Back in high school I had to borrow my neighbors car to run a few errands.  As I picked up the car I asked him, “Is there anything I need to know?” He replied, “Keep your eye on the flow of traffic because the speedometer is broken.”  Being a new driver I didn’t realize how big of a deal this was until I was heading down the road passing what felt like a million cops with no clue whether or not I was speeding.

It doesn’t take a genius to realize that you need every gauge on your car’s dashboard to head down the road safely.  Without it you don’t know how far and fast you are going.  You need it to track the health of the cars and when you need a tune up.

In youth ministry you need a dashboard for similar reasons, because you need to know:

What Are You Tracking?

This might be a question that makes you nervous because it brings up the numbers game; however, it’s more than that.  Knowing what you are tracking means you are keeping track of the health of your ministry.  Therefore, you need to be tracking:

Who Is Coming: Attendance is more than just a blank number, it can help us determine if we are tracking more boys than girls or more churched than unchurched.  Tracking attendance isn’t just counting bodies; it allows you to understand how you are growing.  Knowing who is coming will also shape the identity of your ministry.

Spiritual Deepening: It’s very difficult to judge a man’s heart (unless you are God); however, by tracking spiritual deepening you are looking at the ratios of teens that are showing up versus how many are going deeper.  Knowing the ratios means knowing that teens might struggle to plug into a ministry versus a small group.  This helps you understand the path you’ve laid out for them in your ministry.

Why Teens Are Coming: Tracking this question may lead to answers as simple as, “My friend brought me.” Or “My mom made me.” however, it will also show you your influence and impact in the community.  Do people know about you?  How are they learning about you?  Are you more present in certain schools, clubs or teams?
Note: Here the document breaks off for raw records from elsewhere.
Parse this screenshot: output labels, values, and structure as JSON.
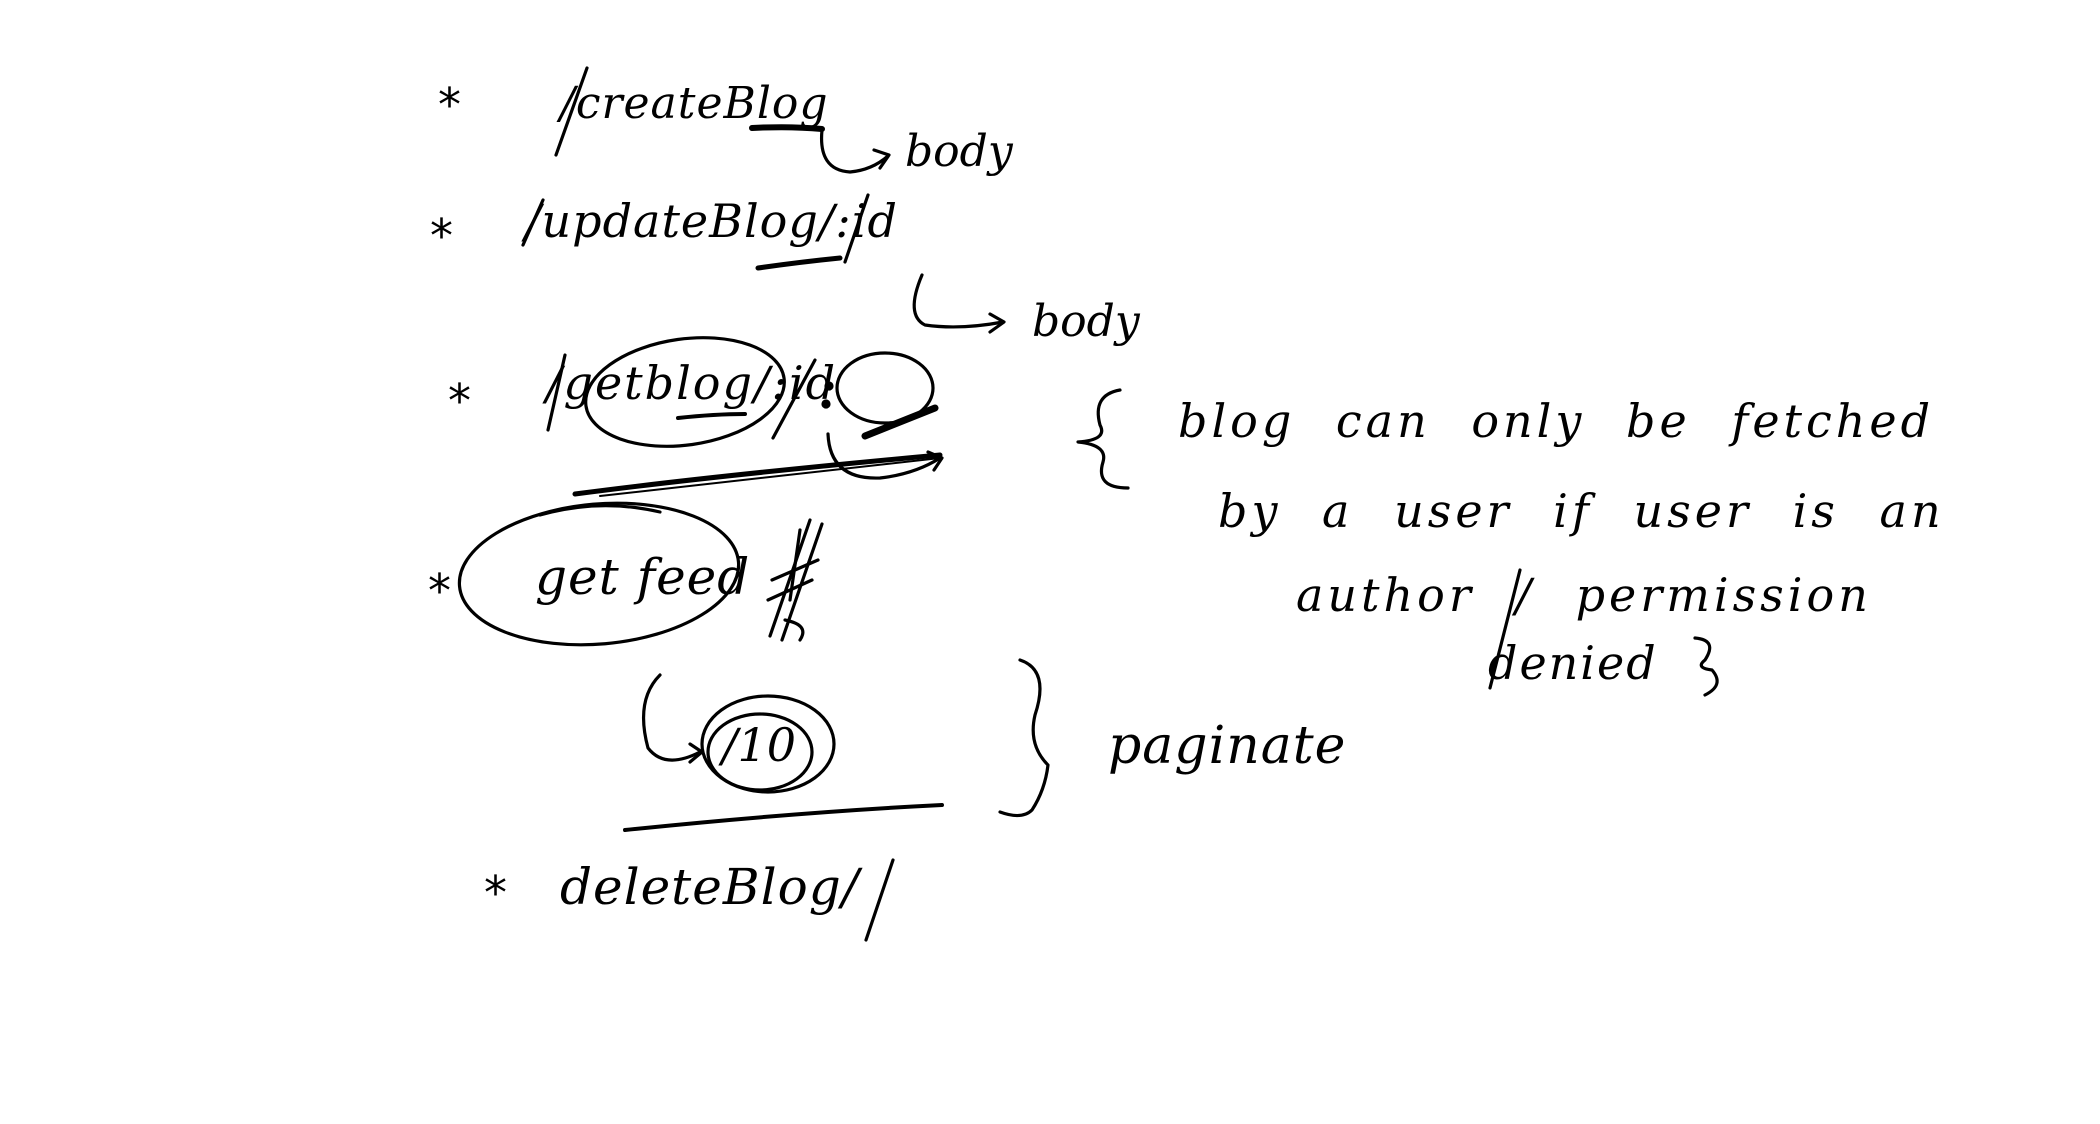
{
  "notes": {
    "bullet": "*",
    "create_route": "/createBlog",
    "create_arrow_label": "body",
    "update_route": "/updateBlog/:id",
    "update_arrow_label": "body",
    "get_route": "/getblog/:id",
    "get_note": "{ blog can only be fetched by a user if user is an author / permission denied }",
    "get_note_lines": [
      "blog can only be fetched",
      "by a user if user is an",
      "author / permission",
      "denied"
    ],
    "feed_label": "get feed",
    "page_size": "/10",
    "paginate_label": "paginate",
    "delete_route": "deleteBlog/"
  }
}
Know this and you can make your impact greater.

Adult Influence: Tracking ministers might not be a difficult task because you work at a small church or there aren’t a lot of adults serving in the student ministry.  However, if you don’t track who is serving, how long they are staying, why they are leaving and how they got into ministry then you are never going to learn how to grow the number of men and women serving in your ministry.

Budget: If you want to protect or increase your budget you need to know where the money is going and even where it’s coming from.  Finances are definitely not the most appealing area of student ministry; however, it’s important.  Without God honoring stewardship it’s going to be hard to fund the movement you are trying to lead.
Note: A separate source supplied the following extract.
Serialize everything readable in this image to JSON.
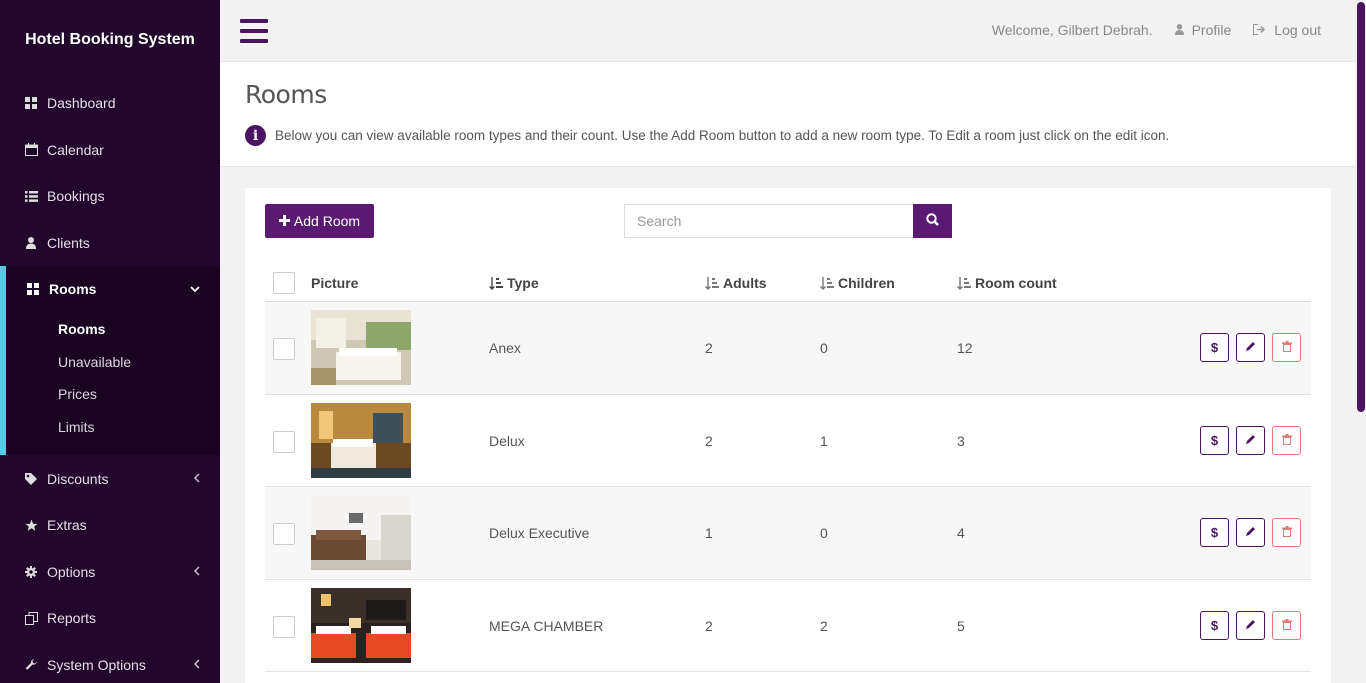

Whether you use certain software or a basic spreadsheet you need to be tracking the progress, growth and movement of your ministry.  With no dashboard you are essentially putting your ministry at risk of crashing and spinning out of control.  Talk to your leaders and take the time to answer the question, “What should I be tracking?”

What other aspects of ministry should we be tracking?
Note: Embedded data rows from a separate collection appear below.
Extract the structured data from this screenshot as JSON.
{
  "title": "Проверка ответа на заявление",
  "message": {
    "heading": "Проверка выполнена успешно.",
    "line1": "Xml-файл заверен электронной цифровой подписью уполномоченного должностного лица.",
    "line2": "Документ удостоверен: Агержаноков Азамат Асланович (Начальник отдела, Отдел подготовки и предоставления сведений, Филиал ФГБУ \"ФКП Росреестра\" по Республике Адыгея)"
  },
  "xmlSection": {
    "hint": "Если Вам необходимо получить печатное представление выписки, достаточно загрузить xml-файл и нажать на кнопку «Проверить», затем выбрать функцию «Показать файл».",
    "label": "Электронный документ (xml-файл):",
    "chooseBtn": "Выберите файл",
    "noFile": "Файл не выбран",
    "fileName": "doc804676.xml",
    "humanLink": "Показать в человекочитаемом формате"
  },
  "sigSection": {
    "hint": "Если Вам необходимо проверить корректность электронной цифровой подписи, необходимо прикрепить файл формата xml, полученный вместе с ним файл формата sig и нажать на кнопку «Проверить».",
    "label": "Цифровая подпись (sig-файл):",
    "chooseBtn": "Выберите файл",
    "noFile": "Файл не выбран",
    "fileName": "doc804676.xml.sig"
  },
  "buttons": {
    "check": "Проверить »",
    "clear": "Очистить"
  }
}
Chris Wesley is the Director of Student Ministry at Church of the Nativity in Timonium, MD. You can read more about his blog Marathon Youth Ministry.

From time to time I post a youth ministry question that I’ve received and leave it to you, the MTDB youth ministry community, to answer it. This one from a youth worker in Canada, but it could be from anyone since it applies to so many ministries. Chime in with your wisdom, response and best practices. Go!

Last week I had a meeting with 4 students who said they needed our Youth Program to be deeper. There are few words that bring a more unclear and vague feeling to my mind than the idea of deeper. Depth is such a personal thing, taking the whole group there in a one size ministry (grades 7-12) isn’t easy and even if you have just Senior Highs, reaching the core and the crowd can be hard to do. So the question is this: How do you respond to students that want to go deeper? How does this work out in your youth services?

JG